Rose Berry Pudding Recipe
Let’s get cooking!
1 cup + 4 tablespoons of Water, divided use
1 cup Sugar
1 cup Rose Petals
20 ounces of Berries, we like a combo of strawberries and raspberries
3 teaspoons of Lemon juice
¼ cup of Cornstarch
¼ teaspoon of Pacific Flake Sea Salt
2 Egg yolks
Combine 1 cup water with 1 cup sugar in a small saucepan. Bring to a boil and stir until the sugar is dissolved.
Turn down to a simmer and add the rose petals. Simmer for 2 minutes.
Turn off the heat and allow the rose petals to steep in the syrup for 20 minutes.
While the rose petals are steeping, wash, dry, and slice your berries.
After the rose petals have steeped for 20 minutes, strain the rose petals from the syrup.
In a blender or food processor, puree the berries with lemon juice and puree. Add a few tablespoons of simple syrup if liquid is needed to get the berries blending.
If needed, strain the seeds from your berry mixture.
Place berries and lemon juice in a medium saucepan and bring just to a simmer.
While the berries come to a simmer, create your cornstarch slurry. Combine the cornstarch, salt, and egg yolks in a bowl and stir together. It will be clumpy.
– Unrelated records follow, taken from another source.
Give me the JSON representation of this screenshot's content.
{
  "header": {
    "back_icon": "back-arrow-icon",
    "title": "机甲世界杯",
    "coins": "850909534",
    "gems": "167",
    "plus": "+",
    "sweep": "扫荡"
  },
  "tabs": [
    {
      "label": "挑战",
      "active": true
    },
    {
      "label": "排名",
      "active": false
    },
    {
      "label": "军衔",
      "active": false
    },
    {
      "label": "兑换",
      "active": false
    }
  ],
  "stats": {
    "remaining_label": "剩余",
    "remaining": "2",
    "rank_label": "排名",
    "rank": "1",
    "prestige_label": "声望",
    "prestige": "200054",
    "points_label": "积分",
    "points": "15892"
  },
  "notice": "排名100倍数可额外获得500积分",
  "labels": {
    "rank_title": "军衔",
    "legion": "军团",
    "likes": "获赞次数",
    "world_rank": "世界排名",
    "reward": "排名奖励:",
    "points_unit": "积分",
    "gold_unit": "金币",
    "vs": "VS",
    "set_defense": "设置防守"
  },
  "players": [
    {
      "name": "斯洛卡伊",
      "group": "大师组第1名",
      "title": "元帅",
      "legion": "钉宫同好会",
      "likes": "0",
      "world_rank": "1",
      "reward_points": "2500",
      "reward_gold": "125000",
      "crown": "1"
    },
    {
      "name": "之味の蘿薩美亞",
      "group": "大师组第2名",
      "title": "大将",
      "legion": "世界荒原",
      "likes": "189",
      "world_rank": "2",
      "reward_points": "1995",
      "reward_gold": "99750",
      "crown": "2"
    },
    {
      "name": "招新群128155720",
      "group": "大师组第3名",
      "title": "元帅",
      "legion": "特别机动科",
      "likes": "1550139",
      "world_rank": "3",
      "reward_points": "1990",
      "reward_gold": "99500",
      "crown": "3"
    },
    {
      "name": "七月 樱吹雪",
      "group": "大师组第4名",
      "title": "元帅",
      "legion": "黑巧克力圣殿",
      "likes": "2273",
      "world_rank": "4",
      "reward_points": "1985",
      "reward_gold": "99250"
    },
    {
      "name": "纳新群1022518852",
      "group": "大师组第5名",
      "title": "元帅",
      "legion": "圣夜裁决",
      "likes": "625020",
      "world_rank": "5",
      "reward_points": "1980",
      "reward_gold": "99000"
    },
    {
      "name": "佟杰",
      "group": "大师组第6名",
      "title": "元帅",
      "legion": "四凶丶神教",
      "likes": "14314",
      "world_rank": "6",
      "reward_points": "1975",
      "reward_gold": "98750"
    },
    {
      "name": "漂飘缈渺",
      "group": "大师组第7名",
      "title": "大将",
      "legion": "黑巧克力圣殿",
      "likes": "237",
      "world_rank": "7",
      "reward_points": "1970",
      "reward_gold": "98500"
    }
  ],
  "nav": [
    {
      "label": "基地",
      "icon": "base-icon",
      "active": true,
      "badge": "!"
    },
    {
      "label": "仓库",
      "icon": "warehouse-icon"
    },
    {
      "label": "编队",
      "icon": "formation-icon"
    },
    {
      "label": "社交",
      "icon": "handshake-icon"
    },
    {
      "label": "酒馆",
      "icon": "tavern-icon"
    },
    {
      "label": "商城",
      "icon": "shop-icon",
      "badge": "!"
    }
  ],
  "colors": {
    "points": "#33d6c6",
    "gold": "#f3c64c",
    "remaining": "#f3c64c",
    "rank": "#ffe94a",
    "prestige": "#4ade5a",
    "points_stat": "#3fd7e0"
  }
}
Add 3-4 tablespoons of your Rose Simple Syrup. It will seize up and become really thick at this point. Thin it out by adding one tablespoon of water at a time while stirring. After 3-4 tablespoons, your mixture should be smooth and easy to stir. If you are not using the egg for this mixture, add the water before adding the syrup.
After the berries come to a simmer, turn the heat off. Pour 1 cup of the hot berry mixture into the cornstarch slurry. Stir until well combined. Then pour that mixture back into the hot pan of berries. Stir for one minute.
Turn the heat back on and bring the mixture to a full boil. You'll want to stir the mixture frequently. As the mixture comes to a boil it will thicken and your bubbles will make a plopping or glopping noise! Simmer for just a minute or two.
Turn off the heat. Immediately put your pudding into the dish you plan to serve it in. We like to serve this in little jars, but anything from a large bowl to little custard bowls will work. To keep it from forming a thicker layer on top, cover it with plastic wrap or wax paper before chilling in the refrigerator for at least two hours.